● WHAT YOU HAVE TO DO: Please repeat the records exactly, keeping the pictures out.

---

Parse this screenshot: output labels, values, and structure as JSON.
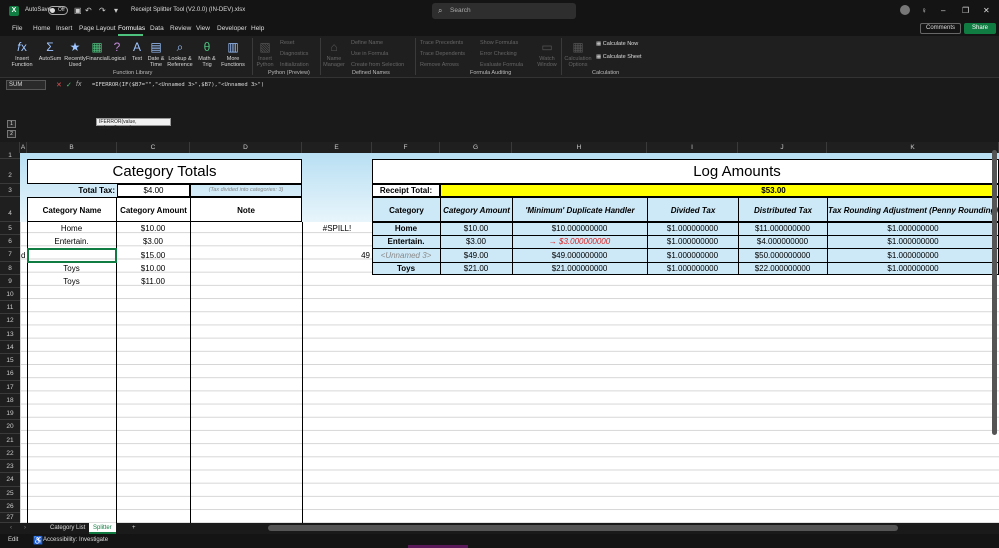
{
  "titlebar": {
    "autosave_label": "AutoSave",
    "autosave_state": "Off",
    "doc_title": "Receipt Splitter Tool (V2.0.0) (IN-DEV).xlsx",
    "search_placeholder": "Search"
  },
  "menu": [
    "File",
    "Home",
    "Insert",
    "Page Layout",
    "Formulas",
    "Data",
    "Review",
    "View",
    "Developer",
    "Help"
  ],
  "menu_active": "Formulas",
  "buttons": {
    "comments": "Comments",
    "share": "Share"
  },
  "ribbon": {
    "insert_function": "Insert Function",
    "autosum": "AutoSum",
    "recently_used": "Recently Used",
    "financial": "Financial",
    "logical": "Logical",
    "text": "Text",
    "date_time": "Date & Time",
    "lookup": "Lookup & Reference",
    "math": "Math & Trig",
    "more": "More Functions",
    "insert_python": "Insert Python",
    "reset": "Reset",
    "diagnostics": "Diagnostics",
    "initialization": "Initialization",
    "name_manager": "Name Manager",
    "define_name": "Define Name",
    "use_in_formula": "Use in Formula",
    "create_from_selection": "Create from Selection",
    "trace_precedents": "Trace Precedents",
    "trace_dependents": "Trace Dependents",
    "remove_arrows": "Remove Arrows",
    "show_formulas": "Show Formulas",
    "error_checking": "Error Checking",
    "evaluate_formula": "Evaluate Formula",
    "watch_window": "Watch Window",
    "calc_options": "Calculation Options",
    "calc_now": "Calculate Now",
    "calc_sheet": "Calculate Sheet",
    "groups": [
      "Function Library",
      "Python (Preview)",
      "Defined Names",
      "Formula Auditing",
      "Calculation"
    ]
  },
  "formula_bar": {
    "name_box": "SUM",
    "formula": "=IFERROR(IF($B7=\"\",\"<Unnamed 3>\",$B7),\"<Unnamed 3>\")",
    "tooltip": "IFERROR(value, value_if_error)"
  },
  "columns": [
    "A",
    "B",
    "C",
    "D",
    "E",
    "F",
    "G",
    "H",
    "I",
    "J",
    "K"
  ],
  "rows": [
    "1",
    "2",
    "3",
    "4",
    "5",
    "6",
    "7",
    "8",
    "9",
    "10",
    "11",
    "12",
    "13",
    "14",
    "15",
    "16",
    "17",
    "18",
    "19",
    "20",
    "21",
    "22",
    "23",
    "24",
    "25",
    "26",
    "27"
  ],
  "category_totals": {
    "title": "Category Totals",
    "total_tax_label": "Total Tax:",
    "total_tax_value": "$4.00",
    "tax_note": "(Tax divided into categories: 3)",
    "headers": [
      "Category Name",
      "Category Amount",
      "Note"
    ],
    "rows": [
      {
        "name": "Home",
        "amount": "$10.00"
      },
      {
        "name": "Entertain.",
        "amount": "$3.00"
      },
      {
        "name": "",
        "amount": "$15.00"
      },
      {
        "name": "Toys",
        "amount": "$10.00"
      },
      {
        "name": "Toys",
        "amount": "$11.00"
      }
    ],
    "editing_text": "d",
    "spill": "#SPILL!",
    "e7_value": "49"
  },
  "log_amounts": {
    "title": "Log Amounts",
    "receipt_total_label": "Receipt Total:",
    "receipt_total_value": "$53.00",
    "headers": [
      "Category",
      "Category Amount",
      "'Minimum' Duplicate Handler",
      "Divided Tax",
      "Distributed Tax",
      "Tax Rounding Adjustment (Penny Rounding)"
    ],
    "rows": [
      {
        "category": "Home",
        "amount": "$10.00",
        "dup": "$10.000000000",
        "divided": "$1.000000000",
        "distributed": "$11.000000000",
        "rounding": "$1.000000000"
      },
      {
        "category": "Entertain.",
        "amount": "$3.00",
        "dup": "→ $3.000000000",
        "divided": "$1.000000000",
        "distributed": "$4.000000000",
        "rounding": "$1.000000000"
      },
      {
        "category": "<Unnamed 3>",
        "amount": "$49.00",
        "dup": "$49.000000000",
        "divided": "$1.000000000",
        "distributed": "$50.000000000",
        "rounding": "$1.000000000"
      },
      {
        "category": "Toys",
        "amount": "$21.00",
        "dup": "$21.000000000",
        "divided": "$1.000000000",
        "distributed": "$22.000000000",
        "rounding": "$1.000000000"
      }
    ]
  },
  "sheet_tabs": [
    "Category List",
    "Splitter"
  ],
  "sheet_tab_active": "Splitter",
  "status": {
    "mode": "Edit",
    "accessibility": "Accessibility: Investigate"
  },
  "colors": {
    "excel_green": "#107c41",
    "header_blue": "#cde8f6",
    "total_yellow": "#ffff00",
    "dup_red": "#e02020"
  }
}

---

● YOUR RESPONSE:
Parse this screenshot: output labels, values, and structure as JSON.
{
  "titlebar": {
    "autosave_label": "AutoSave",
    "autosave_state": "Off",
    "doc_title": "Receipt Splitter Tool (V2.0.0) (IN-DEV).xlsx",
    "search_placeholder": "Search"
  },
  "menu": [
    "File",
    "Home",
    "Insert",
    "Page Layout",
    "Formulas",
    "Data",
    "Review",
    "View",
    "Developer",
    "Help"
  ],
  "menu_active": "Formulas",
  "buttons": {
    "comments": "Comments",
    "share": "Share"
  },
  "ribbon": {
    "insert_function": "Insert Function",
    "autosum": "AutoSum",
    "recently_used": "Recently Used",
    "financial": "Financial",
    "logical": "Logical",
    "text": "Text",
    "date_time": "Date & Time",
    "lookup": "Lookup & Reference",
    "math": "Math & Trig",
    "more": "More Functions",
    "insert_python": "Insert Python",
    "reset": "Reset",
    "diagnostics": "Diagnostics",
    "initialization": "Initialization",
    "name_manager": "Name Manager",
    "define_name": "Define Name",
    "use_in_formula": "Use in Formula",
    "create_from_selection": "Create from Selection",
    "trace_precedents": "Trace Precedents",
    "trace_dependents": "Trace Dependents",
    "remove_arrows": "Remove Arrows",
    "show_formulas": "Show Formulas",
    "error_checking": "Error Checking",
    "evaluate_formula": "Evaluate Formula",
    "watch_window": "Watch Window",
    "calc_options": "Calculation Options",
    "calc_now": "Calculate Now",
    "calc_sheet": "Calculate Sheet",
    "groups": [
      "Function Library",
      "Python (Preview)",
      "Defined Names",
      "Formula Auditing",
      "Calculation"
    ]
  },
  "formula_bar": {
    "name_box": "SUM",
    "formula": "=IFERROR(IF($B7=\"\",\"<Unnamed 3>\",$B7),\"<Unnamed 3>\")",
    "tooltip": "IFERROR(value, value_if_error)"
  },
  "columns": [
    "A",
    "B",
    "C",
    "D",
    "E",
    "F",
    "G",
    "H",
    "I",
    "J",
    "K"
  ],
  "rows": [
    "1",
    "2",
    "3",
    "4",
    "5",
    "6",
    "7",
    "8",
    "9",
    "10",
    "11",
    "12",
    "13",
    "14",
    "15",
    "16",
    "17",
    "18",
    "19",
    "20",
    "21",
    "22",
    "23",
    "24",
    "25",
    "26",
    "27"
  ],
  "category_totals": {
    "title": "Category Totals",
    "total_tax_label": "Total Tax:",
    "total_tax_value": "$4.00",
    "tax_note": "(Tax divided into categories: 3)",
    "headers": [
      "Category Name",
      "Category Amount",
      "Note"
    ],
    "rows": [
      {
        "name": "Home",
        "amount": "$10.00"
      },
      {
        "name": "Entertain.",
        "amount": "$3.00"
      },
      {
        "name": "",
        "amount": "$15.00"
      },
      {
        "name": "Toys",
        "amount": "$10.00"
      },
      {
        "name": "Toys",
        "amount": "$11.00"
      }
    ],
    "editing_text": "d",
    "spill": "#SPILL!",
    "e7_value": "49"
  },
  "log_amounts": {
    "title": "Log Amounts",
    "receipt_total_label": "Receipt Total:",
    "receipt_total_value": "$53.00",
    "headers": [
      "Category",
      "Category Amount",
      "'Minimum' Duplicate Handler",
      "Divided Tax",
      "Distributed Tax",
      "Tax Rounding Adjustment (Penny Rounding)"
    ],
    "rows": [
      {
        "category": "Home",
        "amount": "$10.00",
        "dup": "$10.000000000",
        "divided": "$1.000000000",
        "distributed": "$11.000000000",
        "rounding": "$1.000000000"
      },
      {
        "category": "Entertain.",
        "amount": "$3.00",
        "dup": "→ $3.000000000",
        "divided": "$1.000000000",
        "distributed": "$4.000000000",
        "rounding": "$1.000000000"
      },
      {
        "category": "<Unnamed 3>",
        "amount": "$49.00",
        "dup": "$49.000000000",
        "divided": "$1.000000000",
        "distributed": "$50.000000000",
        "rounding": "$1.000000000"
      },
      {
        "category": "Toys",
        "amount": "$21.00",
        "dup": "$21.000000000",
        "divided": "$1.000000000",
        "distributed": "$22.000000000",
        "rounding": "$1.000000000"
      }
    ]
  },
  "sheet_tabs": [
    "Category List",
    "Splitter"
  ],
  "sheet_tab_active": "Splitter",
  "status": {
    "mode": "Edit",
    "accessibility": "Accessibility: Investigate"
  },
  "colors": {
    "excel_green": "#107c41",
    "header_blue": "#cde8f6",
    "total_yellow": "#ffff00",
    "dup_red": "#e02020"
  }
}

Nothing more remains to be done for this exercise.